▶ _Aim of the task_:
Every line containing the word "CorelDRAW" is to be copied from the data below.

▶ _Supplied data_:

○ ○ ○

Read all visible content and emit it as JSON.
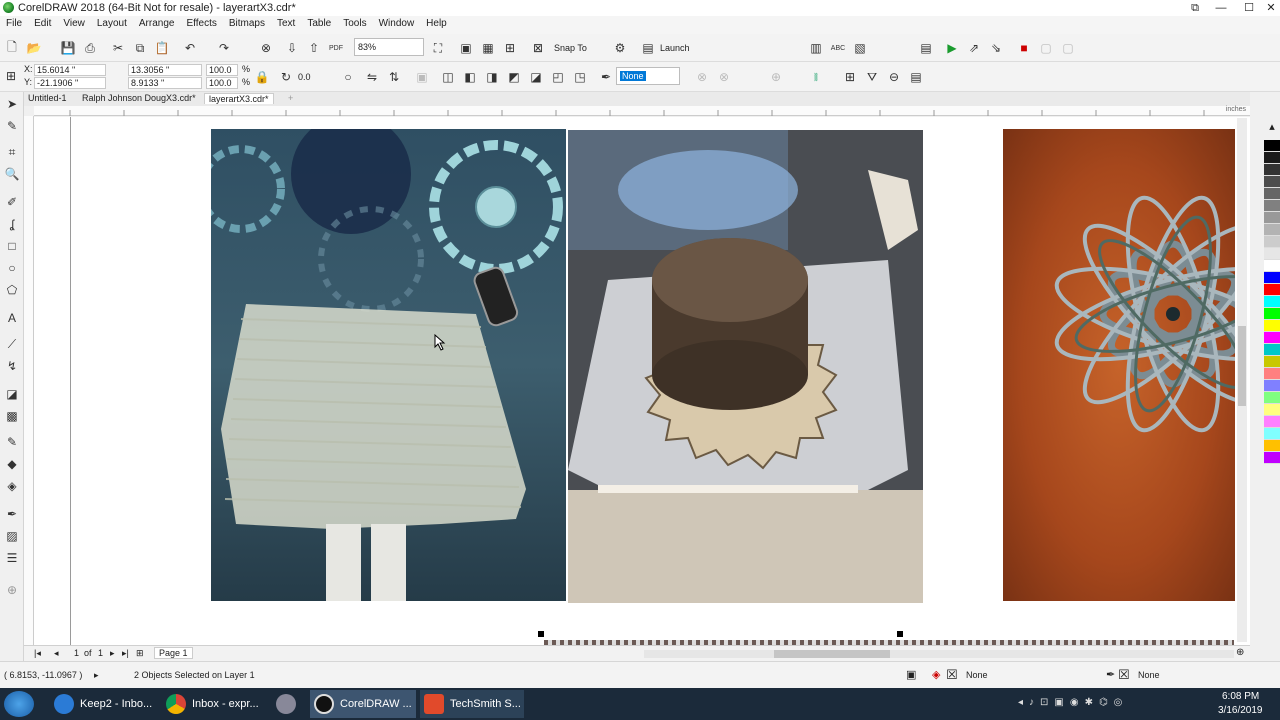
{
  "window": {
    "title": "CorelDRAW 2018 (64-Bit Not for resale) - layerartX3.cdr*",
    "controls": [
      "⧉",
      "—",
      "☐",
      "✕"
    ]
  },
  "menu": [
    "File",
    "Edit",
    "View",
    "Layout",
    "Arrange",
    "Effects",
    "Bitmaps",
    "Text",
    "Table",
    "Tools",
    "Window",
    "Help"
  ],
  "toolbar": {
    "zoom": "83%",
    "snap_to": "Snap To",
    "launch": "Launch"
  },
  "properties": {
    "x": "15.6014 \"",
    "y": "-21.1906 \"",
    "width": "13.3056 \"",
    "height": "8.9133 \"",
    "scale_x": "100.0",
    "scale_y": "100.0",
    "pct": "%",
    "rotation": "0.0",
    "outline": "None"
  },
  "doc_tabs": [
    "Untitled-1",
    "Ralph Johnson DougX3.cdr*",
    "layerartX3.cdr*"
  ],
  "ruler_unit": "inches",
  "page_nav": {
    "current": "1",
    "of": "of",
    "total": "1",
    "page_tab": "Page 1"
  },
  "status": {
    "coords": "( 6.8153, -11.0967 )",
    "selection": "2 Objects Selected on Layer 1",
    "fill": "None",
    "outline": "None"
  },
  "taskbar": {
    "items": [
      "Keep2 - Inbo...",
      "Inbox - expr...",
      "",
      "CorelDRAW ...",
      "TechSmith S..."
    ],
    "time": "6:08 PM",
    "date": "3/16/2019"
  },
  "colors": {
    "palette": [
      "#000000",
      "#1a1a1a",
      "#333333",
      "#4d4d4d",
      "#666666",
      "#808080",
      "#999999",
      "#b3b3b3",
      "#cccccc",
      "#e6e6e6",
      "#ffffff",
      "#0000ff",
      "#ff0000",
      "#00ffff",
      "#00ff00",
      "#ffff00",
      "#ff00ff",
      "#00c8c8",
      "#c8c800",
      "#ff8080",
      "#8080ff",
      "#80ff80",
      "#ffff80",
      "#ff80ff",
      "#80ffff",
      "#ffc000",
      "#c000ff"
    ],
    "accent": "#0078d7"
  }
}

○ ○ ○

▶ _Response to the task_:
    "title": "CorelDRAW 2018 (64-Bit Not for resale) - layerartX3.cdr*",
      "CorelDRAW ...",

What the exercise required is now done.